Wednesday, September 28, 2011

Colorado Rockies kick their fans while they are down

Was losing 89 games not enough? Was the most trying season in the history of the Colorado Rockies not enough to endure?

Just when the Rockies fan base thought they were done with the suffering and could look forward to an offseason of change, an offseason that would once again lift their spirits, giving fans time to lick their wounds and not be sick to their stomachs every time they thought about the Rockies, the organization went out and dealt them one last kick in the teeth.

Last week Rockies general manager Dan O'Dowd made it clear that he wasn't going to make the decisions about who stayed and who went when it came to Jim Tracy's coaching staff. For the first time in O'Dowd's tenure, it would be the manager who had complete say over who stuck around.

O'Dowd might be second guessing himself on that move right now.

Tracy made an announcement before the Rockies final game on Wednesday that all of the coaches from his staff would be retained. He made comments about how it wouldn't be right to pin the lack of success on to one coach. He said that they needed consistency within the coaching staff, not a constant rotation.

What the move proved to Rockies fans is that first, Jim Tracy doesn't get it. He truly doesn't understand what went wrong in 2011. He doesn't see that the message wasn't getting through to these players. He actually believes that this club was a few injuries away from being in the playoffs.

Second, Tracy actually believes that the fans are going to buy into that. He thinks that the fans don't pay enough attention to baseball to understand that the issue had nothing to do with injuries, but rather that this team played with absolutely zero heart.

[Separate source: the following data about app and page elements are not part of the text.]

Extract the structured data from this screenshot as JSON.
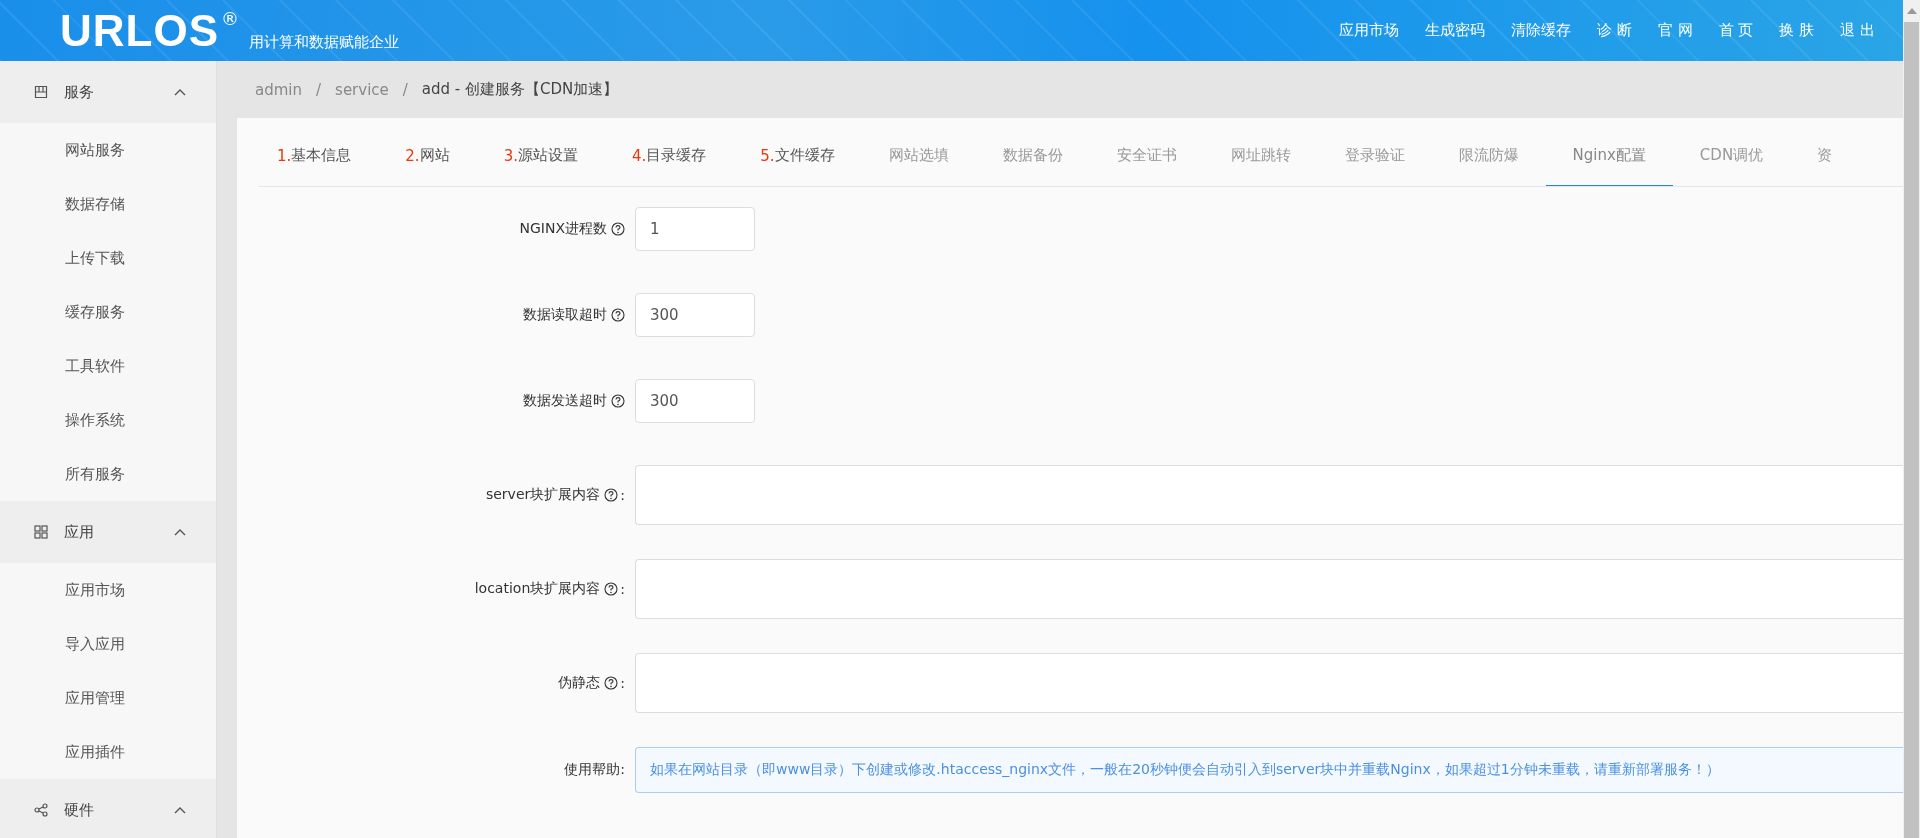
{
  "header": {
    "logo": "URLOS",
    "registered": "®",
    "tagline": "用计算和数据赋能企业",
    "nav": [
      "应用市场",
      "生成密码",
      "清除缓存",
      "诊 断",
      "官 网",
      "首 页",
      "换 肤",
      "退 出"
    ]
  },
  "sidebar": {
    "groups": [
      {
        "label": "服务",
        "kind": "services",
        "expanded": true,
        "children": [
          "网站服务",
          "数据存储",
          "上传下载",
          "缓存服务",
          "工具软件",
          "操作系统",
          "所有服务"
        ]
      },
      {
        "label": "应用",
        "kind": "apps",
        "expanded": true,
        "children": [
          "应用市场",
          "导入应用",
          "应用管理",
          "应用插件"
        ]
      },
      {
        "label": "硬件",
        "kind": "hardware",
        "expanded": true
      }
    ]
  },
  "breadcrumb": [
    {
      "text": "admin",
      "kind": "link"
    },
    {
      "text": "/",
      "kind": "sep"
    },
    {
      "text": "service",
      "kind": "link"
    },
    {
      "text": "/",
      "kind": "sep"
    },
    {
      "text": "add - 创建服务【CDN加速】",
      "kind": "current"
    }
  ],
  "tabs": [
    {
      "number": "1.",
      "label": "基本信息",
      "selected": false
    },
    {
      "number": "2.",
      "label": "网站",
      "selected": false
    },
    {
      "number": "3.",
      "label": "源站设置",
      "selected": false
    },
    {
      "number": "4.",
      "label": "目录缓存",
      "selected": false
    },
    {
      "number": "5.",
      "label": "文件缓存",
      "selected": false
    },
    {
      "label": "网站选填",
      "selected": false
    },
    {
      "label": "数据备份",
      "selected": false
    },
    {
      "label": "安全证书",
      "selected": false
    },
    {
      "label": "网址跳转",
      "selected": false
    },
    {
      "label": "登录验证",
      "selected": false
    },
    {
      "label": "限流防爆",
      "selected": false
    },
    {
      "label": "Nginx配置",
      "selected": true
    },
    {
      "label": "CDN调优",
      "selected": false
    },
    {
      "label": "资",
      "selected": false
    }
  ],
  "form": [
    {
      "kind": "number",
      "label": "NGINX进程数",
      "help_icon": true,
      "value": "1"
    },
    {
      "kind": "number",
      "label": "数据读取超时",
      "help_icon": true,
      "value": "300"
    },
    {
      "kind": "number",
      "label": "数据发送超时",
      "help_icon": true,
      "value": "300"
    },
    {
      "kind": "textarea",
      "label": "server块扩展内容",
      "help_icon": true,
      "suffix": ":"
    },
    {
      "kind": "textarea",
      "label": "location块扩展内容",
      "help_icon": true,
      "suffix": ":"
    },
    {
      "kind": "textarea",
      "label": "伪静态",
      "help_icon": true,
      "suffix": ":"
    },
    {
      "kind": "help",
      "label": "使用帮助:",
      "help_icon": false,
      "value": "如果在网站目录（即www目录）下创建或修改.htaccess_nginx文件，一般在20秒钟便会自动引入到server块中并重载Nginx，如果超过1分钟未重载，请重新部署服务！）"
    }
  ]
}
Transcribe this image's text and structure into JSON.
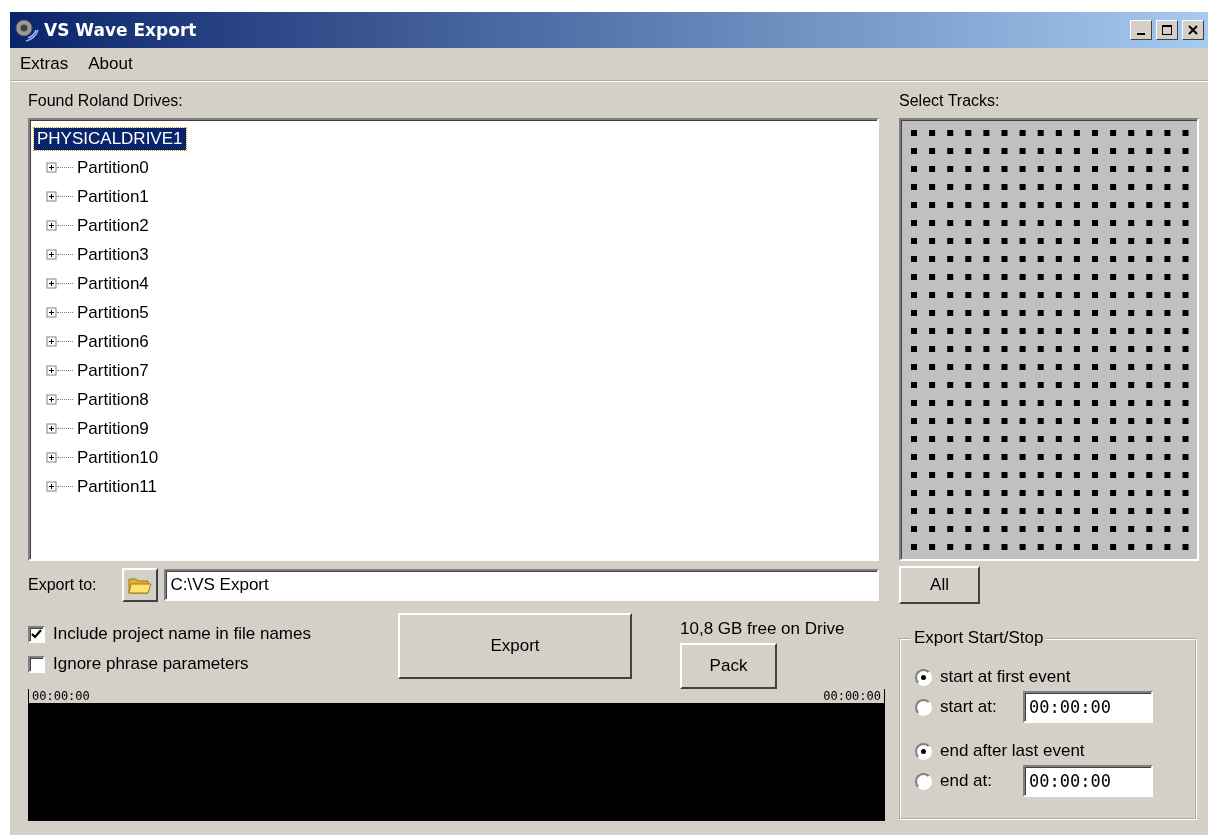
{
  "window": {
    "title": "VS Wave Export"
  },
  "menu": [
    {
      "label": "Extras"
    },
    {
      "label": "About"
    }
  ],
  "drives": {
    "label": "Found Roland Drives:",
    "tree": [
      {
        "label": "PHYSICALDRIVE1",
        "selected": true,
        "children": [
          {
            "label": "Partition0",
            "selected": false,
            "expanded": false
          },
          {
            "label": "Partition1",
            "selected": false,
            "expanded": false
          },
          {
            "label": "Partition2",
            "selected": false,
            "expanded": false
          },
          {
            "label": "Partition3",
            "selected": false,
            "expanded": false
          },
          {
            "label": "Partition4",
            "selected": false,
            "expanded": false
          },
          {
            "label": "Partition5",
            "selected": false,
            "expanded": false
          },
          {
            "label": "Partition6",
            "selected": false,
            "expanded": false
          },
          {
            "label": "Partition7",
            "selected": false,
            "expanded": false
          },
          {
            "label": "Partition8",
            "selected": false,
            "expanded": false
          },
          {
            "label": "Partition9",
            "selected": false,
            "expanded": false
          },
          {
            "label": "Partition10",
            "selected": false,
            "expanded": false
          },
          {
            "label": "Partition11",
            "selected": false,
            "expanded": false
          }
        ]
      }
    ]
  },
  "tracks": {
    "label": "Select Tracks:",
    "button": "All"
  },
  "export_to": {
    "label": "Export to:",
    "value": "C:\\VS Export"
  },
  "options": [
    {
      "label": "Include project name in file names",
      "checked": true
    },
    {
      "label": "Ignore phrase parameters",
      "checked": false
    }
  ],
  "export_button": "Export",
  "free_space": "10,8 GB free on Drive",
  "pack_button": "Pack",
  "timeline": {
    "start": "00:00:00",
    "end": "00:00:00"
  },
  "start_stop": {
    "title": "Export Start/Stop",
    "rows": [
      {
        "kind": "radio",
        "label": "start at first event",
        "selected": true
      },
      {
        "kind": "radio-time",
        "label": "start at:",
        "selected": false,
        "value": "00:00:00"
      },
      {
        "kind": "radio",
        "label": "end after last event",
        "selected": true
      },
      {
        "kind": "radio-time",
        "label": "end at:",
        "selected": false,
        "value": "00:00:00"
      }
    ]
  }
}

Third, both it shows that Tracy, O'Dowd, and by default the Monforts, take for granted the fact that Colorado Rockies fans come out to Coors Field in droves, regardless of the product on the field.

Maybe they are right. Maybe the fans will be at Coors Field in 2012 regardless of what changes on the team. Maybe it doesn't matter if the club finished dead last in the National League in ERA again. Maybe it doesn't matter if all but one guy on the roster takes horrible at-bats, swinging at 3-0 pitches with the bases loaded, constantly letting the opposing pitchers off the hook. Maybe fans will still come.

However, this might be the one time that they are dead wrong.

Part of the reason the Rockies attendance was so high was because of the excitement heading into 2011. Many fans flocked to the ticket windows long before the snow melted, long before the players reported to the new spring training facility. The Rockies don't make the number public, but it would be a sure bet to say that the number of season ticket holders and mini-plan holders went up by 15 percent over the winter.

That number greatly influences the overall ticket sales number. Those fans are the ones who aren't coming back. The fans who shelled out hard-earned dollars to see a team that they thought would bring excitement, and had a good chance at winning their first-ever division crown, sure they would go see that.

Instead, they got a team that didn't win more than they lost at home, a place that even the poor Rockies teams dominated. They got a team that didn't get soundly beat by the opponent each night, they soundly defeated themselves by playing selfish baseball and forgetting how to play the game using fundamentals.

As the Red Sox walked away from a season that saw them blow a nine game lead in the American League Wild Card race, there are rumors swirling that Terry Francona will not be back as the manager next season. This is the same manager who led this team to a comeback over the Yankees in 2004 when the club was down 3-0 in the AL Championship Series. This is the guy who brought a championship back to Boston for the first time since 1918. He broke the Curse of the Bambino. He didn't stop there either, he brought them another championship in 2007. All of this, and he still is on the hot seat after blowing this lead.

If Francona is on his way out in Boston, how on earth can Jim Tracy still be employed in Denver? And if Tracy is going to be employed, how on earth can there not be even a single change in the coaching staff? How does that make any sense?

There is only one conclusion. The conclusion is that the Rockies ownership isn't determined to be winners.

Now, that is not to say that they don't want to win. Many fans have utter disdain for the Monforts, saying that they don't want to win. That is incorrect. This ownership group wants to win. They love to win. Their goal is to win. Make no mistake about it, every season, they desperately want to win. However, they are not intent on winning. Winning doesn't consume them. They don't live and die with each game. They aren't a pain to be around all offseason when the Rockies don't go to the playoffs.

These owners want to win, but they don't expect to win.

The problem for this club is that the attitude of the owners trickles its way all the way through the organization and into the clubhouse. It has been shown all season long. They want to win, but they aren't intent on winning. That type of attitude always takes a team to one place, and it doesn't involve first place.

1 comment:

  1. There are some good hard facts here but the main blame for the Rockies lack of success has not been assigned. This team will not win big with O'Dowd as general manager. Never! Forget positive flukes like the end of the 2007 season, this man hangs on (I think) because of internal frienships in top management and has little understanding of team "chemistry" and when to be patient and when not to be. So until the Monforts are willing to put personal friendships aside and be "intent" on winning the Rocks will be average at best.